  • Illmatic, Nas

    [Photo Credit: Columbia]

  • Southernplayalisticadillacmuzik, OutKast

    [Photo Credit: LaFace]

  • Ready To Die, Notorious B.I.G.

    [Photo Credit: Bad Boy]

  • Ill Communication, Beastie Boys

    [Photo Credit: Capitol, Grand Royal]

  • Regulate… G Funk Era, Warren G

    [Photo Credit: Def Jam, Violator]

  • Tical, Method Man

    [Photo Credit: Def Jam/PolyGram Records]

  • Murder Was The Case

    [Photo Credit: Death Row/Interscope]

  • Creepin on ah Come Up, Bone Thugs-N-Harmony

    [Photo Credit: Ruthless/Relativity/Epic]

  • It Takes A Thief, Coolio

    [Photo Credit: Tommy Boy/Warner Bros. Records]

  • Funkdafied, Da Brat

    [Photo Credit: So So Def]

  • Thug Life: Volume 1, Thug Life

    [Photo Credit: Out Da Gutta Records/Interscope Records]

  • We Come Strapped, MC Eiht

    [Photo Credit: Epic Street]

  • Hard To Earn, Gang Starr

    [Photo Credit: Chrysalis/EMI Records]

  • Dare Iz a Darkside, Redman

    [Photo Credit: Def Jam]

  • Nuttin’ But Love, Heavy D & the Boyz

    [Photo Credit: Uptown, MCA]

After 20 years in the public eye, Nas has been everywhere from the Grammy Awards to Billy on the Street.
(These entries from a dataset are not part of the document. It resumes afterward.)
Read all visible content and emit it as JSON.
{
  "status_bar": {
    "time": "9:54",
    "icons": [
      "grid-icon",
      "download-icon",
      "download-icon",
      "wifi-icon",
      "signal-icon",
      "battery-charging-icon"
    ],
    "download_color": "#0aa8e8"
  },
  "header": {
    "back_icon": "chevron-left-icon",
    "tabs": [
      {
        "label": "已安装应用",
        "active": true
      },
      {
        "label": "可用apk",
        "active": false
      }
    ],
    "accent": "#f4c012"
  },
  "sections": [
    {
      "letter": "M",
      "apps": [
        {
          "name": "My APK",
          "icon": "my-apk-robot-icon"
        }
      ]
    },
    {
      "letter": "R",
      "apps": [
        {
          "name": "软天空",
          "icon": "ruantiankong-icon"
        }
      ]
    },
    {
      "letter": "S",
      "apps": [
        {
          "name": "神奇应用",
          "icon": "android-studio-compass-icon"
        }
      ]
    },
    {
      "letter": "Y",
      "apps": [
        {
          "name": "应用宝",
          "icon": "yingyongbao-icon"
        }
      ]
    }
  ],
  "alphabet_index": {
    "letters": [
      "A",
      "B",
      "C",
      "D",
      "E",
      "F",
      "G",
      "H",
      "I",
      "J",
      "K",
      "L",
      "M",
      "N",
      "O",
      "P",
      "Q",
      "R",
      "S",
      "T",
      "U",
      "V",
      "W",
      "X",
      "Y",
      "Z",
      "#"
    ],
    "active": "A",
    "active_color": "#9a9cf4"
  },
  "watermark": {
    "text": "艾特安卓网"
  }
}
His most recent achievement, however, is something not even he or his family could have dreamed of. After the National’s Matt Berninger and his brother Tom opened the 2013 Tribeca Film Festival with Mistaken For Strangers, the Queens-born rapper took center stage at this year’s fest with his documentary Time Is Illmatic. The film pays tribute to the acclaimed artist and his breakthrough album, Illmatic, 20 years after its release. Who knew Robert De Niro was such a big music fan?

1994 was a pivotal year for hip-hop. While the genre was conceived in the Bronx, New York and has birthed numerous of East Coast legends like Nasir Jones, Dr. Dre and his protege Snoop Dogg paved the way for West Coast rhymes in the early ’90s, thanks to immensely popular albums The Chronic and Doggystyle. In 1994, hip-hop’s reign would spread even further, with unique Southern styles getting mainstream attention at the hand of two Atlanta friends named Andre and Antwan. OutKast’s recent Coachella performance and reunion tour has gotten most of the attention of late, but coming at the 20th anniversary of their debut album, Southernplayalisticadillacmuzik, is no coincidence.

Up the coast, a young Christopher Wallace aka The Notorious B.I.G. made a name for himself with his larger-than-life storytelling, soon enough becoming the King of New York upon the release of Ready To Die. Wu-Tang Clan’s Method Man released his first solo album, Tical, in 1994, just one week before friend and collaborator Redman dropped his debut, Dare Iz a Darkside. The year also saw iconic albums (and music videos) from Beastie Boys, the final release from Heavy D & the Boyz and a soundtrack that hit No. 1 on the Billboard album charts. There was a surplus of good music from a genre that was still carving out a space for itself in the larger world of pop culture. And all of this happened way before Jay Z’s Reasonable Doubt, Kanye West’s producing career or Aubrey Drake Graham stepped into the role of Jimmy Brooks on Degrassi.

Whether you can recall the first time you heard “Regulate” or still recite a few “Juicy” bars any time you need a little inspiration, the rap albums of 1994 are all classics we can turn to again and again. We love anniversaries here at VH1 — even more so when they inspire an epic playlist. Check out some of the major rap albums turning 20 in 2014 and ease into your work day with some tunes, below.

[Photo Credit: Columbia]